The difficulty with this approach is that the speaker speaks from his or her level of consciousness, while the hearer can only hear or understand from his or her own, generally lower, level of consciousness.  This in fact is how knowledge gets lost from generation to generation.  The Talmud records R. Eliezer the Great as saying that he learned only a small fraction of what his teachers taught him, and his students learned from him only a small fraction of what he had to teach them.  Even allowing for commendable modesty, the rate of loss is alarming!  The necessity for the student to rise to the teacher’s level is also brought out in the dictum that a student only grasps the full value of the teacher’s teaching after 40 years!

What is needed, and what appears to be sadly lacking in virtually every educational system, religious or secular, is a systematic procedure by which the teacher can bring the student up to a higher level of consciousness directly, so that knowledge can be transmitted without loss.  Such an educational system apparently did exist in ancient Israel – the Bible speaks of “schools of prophets,” where one learned to achieve prophetic vision from a master prophet.  Nowadays Yeshivas teach development of character along with Talmud, and the best ones provide shining examples of refined behavior that the students should emulate.  But all this, unfortunately, is still a far cry from giving direct, prophetic experience.  And, unfortunately, every so often this lack shows itself as some egregiously errant behavior.

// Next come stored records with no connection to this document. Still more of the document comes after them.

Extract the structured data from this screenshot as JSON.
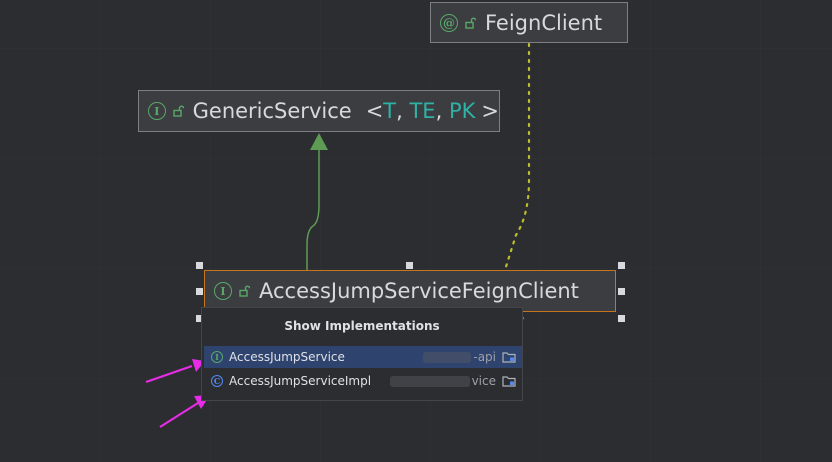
{
  "nodes": {
    "feign_client": {
      "kind": "@",
      "name": "FeignClient"
    },
    "generic_service": {
      "kind": "I",
      "name": "GenericService",
      "type_params_open": "<",
      "type_params": [
        "T",
        "TE",
        "PK"
      ],
      "type_params_close": ">"
    },
    "access_jump": {
      "kind": "I",
      "name": "AccessJumpServiceFeignClient"
    }
  },
  "popup": {
    "title": "Show Implementations",
    "items": [
      {
        "kind": "I",
        "name": "AccessJumpService",
        "module_suffix": "-api",
        "selected": true
      },
      {
        "kind": "C",
        "name": "AccessJumpServiceImpl",
        "module_suffix": "vice",
        "selected": false
      }
    ]
  },
  "colors": {
    "background": "#2b2d30",
    "node_fill": "#3b3d40",
    "node_border": "#7d7f83",
    "selected_border": "#c8741d",
    "interface_green": "#59a869",
    "class_blue": "#548af7",
    "type_param_teal": "#2fb1a6",
    "inheritance_edge": "#5e9c55",
    "annotation_edge": "#bcbc2c",
    "popup_selection": "#2e436e",
    "annotation_arrow": "#e62ce6"
  },
  "icons": {
    "node_lock": "lock-open-icon",
    "popup_module": "module-folder-icon"
  }
}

Einstein once commented that one can never solve a problem with the same kind of thinking that caused the problem to begin with.  “Dry,” discursive thinking is never going to solve the problem of lack of connection with Gd.  That will require “fresh,” prophetic thinking, the kind of consciousness in which Gd is a full-time living reality.  Fortunately, Gd promises us that there will be a time when Mashiach comes and turns our hearts around in t’shuvah, return to our source within.  We can begin preparing ourselves in the upcoming weeks as we celebrate the Days of Awe.

Pirke Avot, Chapters 3&4

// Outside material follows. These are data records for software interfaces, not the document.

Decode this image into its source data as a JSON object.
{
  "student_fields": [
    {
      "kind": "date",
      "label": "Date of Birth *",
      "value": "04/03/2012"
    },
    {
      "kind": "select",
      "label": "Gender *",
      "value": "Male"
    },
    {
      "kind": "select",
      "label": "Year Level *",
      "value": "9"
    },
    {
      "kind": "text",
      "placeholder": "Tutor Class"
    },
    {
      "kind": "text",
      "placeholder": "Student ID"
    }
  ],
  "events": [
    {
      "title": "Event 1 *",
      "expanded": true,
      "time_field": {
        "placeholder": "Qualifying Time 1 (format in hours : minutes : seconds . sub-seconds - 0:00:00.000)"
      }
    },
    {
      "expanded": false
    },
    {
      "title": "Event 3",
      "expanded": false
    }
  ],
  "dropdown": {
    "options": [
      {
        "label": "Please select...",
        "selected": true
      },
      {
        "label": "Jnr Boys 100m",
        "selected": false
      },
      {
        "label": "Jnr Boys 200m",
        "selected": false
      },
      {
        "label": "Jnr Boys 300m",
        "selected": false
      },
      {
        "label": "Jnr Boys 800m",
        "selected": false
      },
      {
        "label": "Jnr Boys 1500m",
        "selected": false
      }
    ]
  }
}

Chapter 4, Mishnah 4

Rabbi Levitas of Yavneh said, Be of an exceedingly humble spirit, for the hope of man is the worm.

The simple meaning of this Mishnah is that if we remember where we’re all going – to the grave (the worms) – then we should realize that we have nothing whatsoever to be arrogant about.  This is of course quite true – there’s nothing like contemplating one’s own mortality to give oneself a sense of perspective.  This is why we, as a society, avoid facing the reality of death with a passion.  Even being present as a loved one slips away, and realizing how totally powerless you are in the face of death is a powerful antidote to arrogance.  We pray every day (in the morning blessings section of the morning service) to save us from arrogant people and from arrogance.  I take that to mean that I’m asking Gd to keep me away from my own arrogance – and I keep a picture of Marie by my prayer stand and look at it at that point in the service, just as a reminder.

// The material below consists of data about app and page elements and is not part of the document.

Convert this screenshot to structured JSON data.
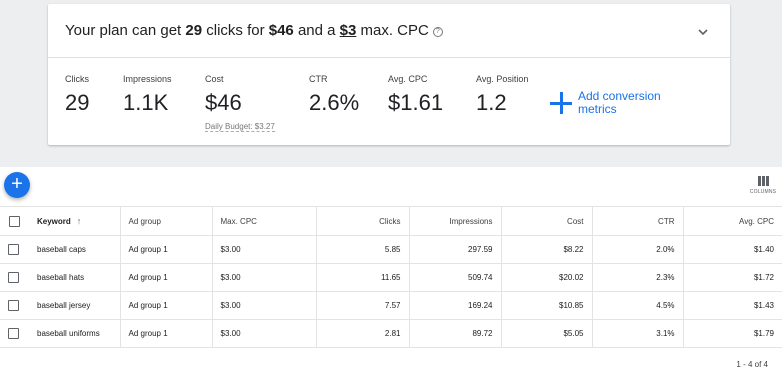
{
  "summary": {
    "headline_prefix": "Your plan can get ",
    "clicks": "29",
    "headline_mid1": " clicks for ",
    "cost": "$46",
    "headline_mid2": " and a ",
    "max_cpc": "$3",
    "headline_suffix": " max. CPC",
    "help_icon": "?"
  },
  "metrics": [
    {
      "label": "Clicks",
      "value": "29"
    },
    {
      "label": "Impressions",
      "value": "1.1K"
    },
    {
      "label": "Cost",
      "value": "$46",
      "sub": "Daily Budget: $3.27"
    },
    {
      "label": "CTR",
      "value": "2.6%"
    },
    {
      "label": "Avg. CPC",
      "value": "$1.61"
    },
    {
      "label": "Avg. Position",
      "value": "1.2"
    }
  ],
  "add_conversion": "Add conversion metrics",
  "toolbar": {
    "fab": "+",
    "columns_label": "COLUMNS"
  },
  "table": {
    "headers": [
      "Keyword",
      "Ad group",
      "Max. CPC",
      "Clicks",
      "Impressions",
      "Cost",
      "CTR",
      "Avg. CPC"
    ],
    "rows": [
      [
        "baseball caps",
        "Ad group 1",
        "$3.00",
        "5.85",
        "297.59",
        "$8.22",
        "2.0%",
        "$1.40"
      ],
      [
        "baseball hats",
        "Ad group 1",
        "$3.00",
        "11.65",
        "509.74",
        "$20.02",
        "2.3%",
        "$1.72"
      ],
      [
        "baseball jersey",
        "Ad group 1",
        "$3.00",
        "7.57",
        "169.24",
        "$10.85",
        "4.5%",
        "$1.43"
      ],
      [
        "baseball uniforms",
        "Ad group 1",
        "$3.00",
        "2.81",
        "89.72",
        "$5.05",
        "3.1%",
        "$1.79"
      ]
    ]
  },
  "pager": "1 - 4 of 4"
}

I read another interpretation of this Mishnah which is quite fascinating.  When a person leaves this earth and appears before the Heavenly Tribunal to be judged for his actions, he may plead, as King David did, “I am a worm and not a man” (Ps 22:6).  In other words, we are human, physical, and torn by conflicting wants and desires and lusts.  Now if we have behaved humbly, like a worm, this argument might fly.  If, on the other hand, we’ve strutted and fretted through our life as if we were something of great significance, the Tribunal will respond, “Oh yeah?  Why didn’t you act like a worm then?”  Since this argument is our only hope of acquittal, we’d better be exceedingly humble in spirit!